Preference shares

Preference shares or preferred stock are shares of a company which give the holders of such instruments a preferred right to the dividends compared to the ordinary shareholders. Preference dividend is paid first, and then dividend to the ordinary shareholders is paid. Similarly, if a company enters liquidation or winding up proceedings, holders of such shares have a preferred right of receiving their invested amount compared to the ordinary shareholders. Generally, a fixed dividend is offered as per the terms of preference stock, for e.g. 8% preference shares mean that 8% of the face value of the instrument will be paid as annual dividends. This is not the case with dividends to the ordinary shareholders.

We can say that there are characteristics of both equity and financial liability in preference shares. For accounting, such shares are classified as either equity or financial liability depending upon the economic substance of the arrangement, as required by the substance over form principle. Key factor to be considered is whether there is a contractual obligation on the company or not.

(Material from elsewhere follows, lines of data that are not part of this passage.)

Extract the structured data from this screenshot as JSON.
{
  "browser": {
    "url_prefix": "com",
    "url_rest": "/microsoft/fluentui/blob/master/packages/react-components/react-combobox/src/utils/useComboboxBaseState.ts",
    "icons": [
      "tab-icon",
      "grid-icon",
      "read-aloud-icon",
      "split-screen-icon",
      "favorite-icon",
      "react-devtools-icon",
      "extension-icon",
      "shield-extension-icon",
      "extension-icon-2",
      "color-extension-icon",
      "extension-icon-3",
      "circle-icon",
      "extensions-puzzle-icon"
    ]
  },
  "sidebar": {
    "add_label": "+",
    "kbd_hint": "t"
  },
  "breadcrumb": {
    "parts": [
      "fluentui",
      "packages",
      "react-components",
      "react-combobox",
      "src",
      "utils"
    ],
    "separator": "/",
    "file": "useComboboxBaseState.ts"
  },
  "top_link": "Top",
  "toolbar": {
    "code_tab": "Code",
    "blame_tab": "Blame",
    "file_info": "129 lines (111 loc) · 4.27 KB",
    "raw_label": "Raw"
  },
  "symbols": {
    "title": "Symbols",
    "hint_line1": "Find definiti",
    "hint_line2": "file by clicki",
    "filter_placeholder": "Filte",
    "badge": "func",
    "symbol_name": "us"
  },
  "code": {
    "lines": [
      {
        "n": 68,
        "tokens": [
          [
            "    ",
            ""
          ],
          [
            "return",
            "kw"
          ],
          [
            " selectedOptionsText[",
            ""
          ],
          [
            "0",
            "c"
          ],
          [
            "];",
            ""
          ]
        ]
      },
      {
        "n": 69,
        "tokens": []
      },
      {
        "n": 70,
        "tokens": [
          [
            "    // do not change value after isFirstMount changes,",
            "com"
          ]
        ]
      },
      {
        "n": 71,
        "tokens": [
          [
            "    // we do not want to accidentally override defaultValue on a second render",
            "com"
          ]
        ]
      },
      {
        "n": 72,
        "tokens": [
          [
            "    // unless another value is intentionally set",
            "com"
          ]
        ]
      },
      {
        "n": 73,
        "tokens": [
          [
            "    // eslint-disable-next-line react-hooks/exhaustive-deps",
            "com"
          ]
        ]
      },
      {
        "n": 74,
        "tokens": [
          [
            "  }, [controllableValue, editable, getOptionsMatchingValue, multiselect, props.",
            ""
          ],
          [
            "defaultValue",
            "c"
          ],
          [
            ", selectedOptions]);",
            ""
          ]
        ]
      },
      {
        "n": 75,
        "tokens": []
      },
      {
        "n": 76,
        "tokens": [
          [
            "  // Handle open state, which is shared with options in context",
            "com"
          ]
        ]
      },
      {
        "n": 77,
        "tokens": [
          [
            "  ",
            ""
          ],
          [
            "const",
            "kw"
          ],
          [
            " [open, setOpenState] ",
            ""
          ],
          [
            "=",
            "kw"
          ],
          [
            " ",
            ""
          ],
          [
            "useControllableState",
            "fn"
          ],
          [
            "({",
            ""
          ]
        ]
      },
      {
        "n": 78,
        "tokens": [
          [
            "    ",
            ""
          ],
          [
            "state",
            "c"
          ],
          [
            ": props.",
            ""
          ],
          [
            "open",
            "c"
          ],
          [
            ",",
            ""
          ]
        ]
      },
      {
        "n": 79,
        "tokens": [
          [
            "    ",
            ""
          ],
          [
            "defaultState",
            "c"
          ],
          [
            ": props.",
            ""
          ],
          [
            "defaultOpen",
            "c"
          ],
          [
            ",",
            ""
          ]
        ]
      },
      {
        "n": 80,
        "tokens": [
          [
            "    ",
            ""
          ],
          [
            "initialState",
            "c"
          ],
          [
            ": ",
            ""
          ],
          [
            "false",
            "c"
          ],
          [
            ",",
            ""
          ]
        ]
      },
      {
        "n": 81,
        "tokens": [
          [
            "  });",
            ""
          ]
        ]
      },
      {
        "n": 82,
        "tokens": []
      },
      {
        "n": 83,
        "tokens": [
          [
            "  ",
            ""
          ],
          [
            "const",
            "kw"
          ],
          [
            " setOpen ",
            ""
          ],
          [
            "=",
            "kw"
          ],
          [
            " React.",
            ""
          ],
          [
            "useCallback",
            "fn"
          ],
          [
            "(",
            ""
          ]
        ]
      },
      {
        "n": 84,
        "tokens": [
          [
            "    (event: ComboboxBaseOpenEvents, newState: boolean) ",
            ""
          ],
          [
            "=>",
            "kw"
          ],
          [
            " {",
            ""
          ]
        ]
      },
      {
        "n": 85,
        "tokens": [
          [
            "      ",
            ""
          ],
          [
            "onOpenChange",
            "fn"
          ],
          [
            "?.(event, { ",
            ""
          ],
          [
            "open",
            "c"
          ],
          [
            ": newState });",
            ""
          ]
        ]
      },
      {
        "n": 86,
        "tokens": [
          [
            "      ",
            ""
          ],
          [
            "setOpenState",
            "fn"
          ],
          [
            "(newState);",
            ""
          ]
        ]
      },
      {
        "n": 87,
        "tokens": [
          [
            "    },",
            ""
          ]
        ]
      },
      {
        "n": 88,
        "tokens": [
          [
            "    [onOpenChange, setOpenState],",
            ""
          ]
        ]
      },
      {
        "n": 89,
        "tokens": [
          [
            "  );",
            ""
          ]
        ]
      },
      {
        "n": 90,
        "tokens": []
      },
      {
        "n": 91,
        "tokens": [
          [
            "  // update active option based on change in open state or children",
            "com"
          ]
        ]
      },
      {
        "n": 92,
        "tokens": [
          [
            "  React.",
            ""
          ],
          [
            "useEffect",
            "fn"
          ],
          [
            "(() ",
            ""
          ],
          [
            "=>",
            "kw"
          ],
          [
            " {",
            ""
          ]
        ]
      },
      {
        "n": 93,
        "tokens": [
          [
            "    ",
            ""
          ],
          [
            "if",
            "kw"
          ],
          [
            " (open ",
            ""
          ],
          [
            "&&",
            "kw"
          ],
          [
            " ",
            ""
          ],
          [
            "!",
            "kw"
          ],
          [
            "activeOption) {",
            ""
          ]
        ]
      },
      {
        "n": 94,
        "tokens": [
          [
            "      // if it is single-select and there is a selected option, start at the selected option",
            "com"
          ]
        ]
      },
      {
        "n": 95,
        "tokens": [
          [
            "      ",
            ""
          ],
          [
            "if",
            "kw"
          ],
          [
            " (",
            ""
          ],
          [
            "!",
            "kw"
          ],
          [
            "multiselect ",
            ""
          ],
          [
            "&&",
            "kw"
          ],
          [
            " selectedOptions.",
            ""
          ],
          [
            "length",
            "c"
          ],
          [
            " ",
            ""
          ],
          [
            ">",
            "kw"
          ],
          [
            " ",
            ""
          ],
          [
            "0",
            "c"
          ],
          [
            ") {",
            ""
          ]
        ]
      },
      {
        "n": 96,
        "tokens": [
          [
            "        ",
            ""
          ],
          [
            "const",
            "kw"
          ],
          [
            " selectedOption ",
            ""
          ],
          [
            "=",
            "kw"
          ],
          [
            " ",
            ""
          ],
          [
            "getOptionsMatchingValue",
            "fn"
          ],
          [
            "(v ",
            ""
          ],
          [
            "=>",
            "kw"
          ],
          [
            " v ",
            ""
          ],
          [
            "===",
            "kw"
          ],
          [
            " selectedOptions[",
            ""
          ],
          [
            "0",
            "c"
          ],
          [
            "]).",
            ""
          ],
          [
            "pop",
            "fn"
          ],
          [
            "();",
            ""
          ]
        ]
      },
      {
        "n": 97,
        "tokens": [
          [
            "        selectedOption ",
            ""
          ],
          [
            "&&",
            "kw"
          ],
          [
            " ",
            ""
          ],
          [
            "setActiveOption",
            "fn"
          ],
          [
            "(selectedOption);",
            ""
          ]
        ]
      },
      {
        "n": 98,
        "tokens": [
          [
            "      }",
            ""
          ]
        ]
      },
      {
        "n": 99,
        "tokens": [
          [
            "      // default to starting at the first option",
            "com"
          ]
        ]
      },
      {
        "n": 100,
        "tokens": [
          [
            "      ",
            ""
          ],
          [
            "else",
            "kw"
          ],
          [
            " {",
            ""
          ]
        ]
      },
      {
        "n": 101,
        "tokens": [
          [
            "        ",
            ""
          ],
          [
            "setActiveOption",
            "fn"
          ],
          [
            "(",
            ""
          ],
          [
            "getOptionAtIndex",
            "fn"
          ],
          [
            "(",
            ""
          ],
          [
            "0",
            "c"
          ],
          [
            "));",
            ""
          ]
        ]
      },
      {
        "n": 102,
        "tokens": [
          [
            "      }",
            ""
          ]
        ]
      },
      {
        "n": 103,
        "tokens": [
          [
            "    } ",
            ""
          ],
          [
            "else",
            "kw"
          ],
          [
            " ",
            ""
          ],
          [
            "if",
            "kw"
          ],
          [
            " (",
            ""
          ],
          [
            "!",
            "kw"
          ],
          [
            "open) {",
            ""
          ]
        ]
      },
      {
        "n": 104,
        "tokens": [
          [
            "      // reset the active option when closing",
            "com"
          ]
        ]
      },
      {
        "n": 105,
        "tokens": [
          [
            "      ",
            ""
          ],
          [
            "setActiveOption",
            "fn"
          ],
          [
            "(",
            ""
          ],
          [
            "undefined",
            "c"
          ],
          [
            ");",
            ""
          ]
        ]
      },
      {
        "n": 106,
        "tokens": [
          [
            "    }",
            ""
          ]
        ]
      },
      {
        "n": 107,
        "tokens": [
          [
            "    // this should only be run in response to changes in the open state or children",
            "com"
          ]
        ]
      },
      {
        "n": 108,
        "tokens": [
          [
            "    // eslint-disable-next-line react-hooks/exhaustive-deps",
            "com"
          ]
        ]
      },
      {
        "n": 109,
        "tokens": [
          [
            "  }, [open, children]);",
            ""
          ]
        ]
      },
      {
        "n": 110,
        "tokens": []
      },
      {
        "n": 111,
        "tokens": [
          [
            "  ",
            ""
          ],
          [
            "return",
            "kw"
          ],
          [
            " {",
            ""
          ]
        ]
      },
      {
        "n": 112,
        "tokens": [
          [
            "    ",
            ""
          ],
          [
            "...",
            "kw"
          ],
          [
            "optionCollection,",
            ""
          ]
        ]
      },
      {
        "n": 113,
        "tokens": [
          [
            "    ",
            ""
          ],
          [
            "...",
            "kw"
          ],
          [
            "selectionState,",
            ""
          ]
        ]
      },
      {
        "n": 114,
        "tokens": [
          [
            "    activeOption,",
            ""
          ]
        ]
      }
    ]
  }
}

If there is an obligation to pay or redeem the capital, such shares will be accounted for as financial liability. If there is no such obligation, such shares will be accounted for as equity.

Irredeemable preference shares

As the name suggests, there is no contractual obligation to redeem or pay back the capital in irredeemable preference stock. If there is no contractual obligation to pay the preference dividend as well, such irredeemable preference stock will be classified as equity.

Redeemable preference shares

There is a contractual obligation to redeem or pay back the capital raised through redeemable preference shares. Therefore, such redeemable shares are like a long-term loan and are classified as financial liability. Dividend payments should be considered as payment of finance cost.

Cumulative preference shares

There is a contractual obligation to pay all preference dividends. If a company was not able to pay preference dividend due to adverse financial position or some other reasons, it will not extinguish the company’s obligation. Such missed dividends will be accumulated and will be paid in future.

Cumulative preference shares which are redeemable as well are classified as financial liability. However, irredeemable cumulative preference shares have both equity and liability components and are treated like a compound financial instrument. Total capital raised by issuing irredeemable cumulative preference shares is allocated into equity component and financial liability component. Subsequent accounting is done accordingly for both components as explained in our chapter compound financial instruments.

Let’s see an example on this topic.


On 1 January 20X1, ABC Company issued 100,000 redeemable preference shares of $2 each. Preference dividend of 7% per annum will be given to the preference shareholders. Preference share capital will be redeemed by the company after 20 years with a premium of $1 on each share. Effective interest rate is 8.08% per annum.

How will the preference shares be accounted for by ABC Company during the financial year 20×1?


First thing is to decide whether the substance of the shares represents equity or liability. As the capital is redeemable, so these shares will be classified as financial liability.

On 1 January 20×1, financial liability will be recognized at its fair value. The company has raised a capital of $200,000 by issuing the 100,000 preference stock. Financial liability will initially be recognized at $200,000.

For subsequent accounting, we’ll make the amortized cost table. Following entries will be made to record the transactions.

Example - Redeemable preference shares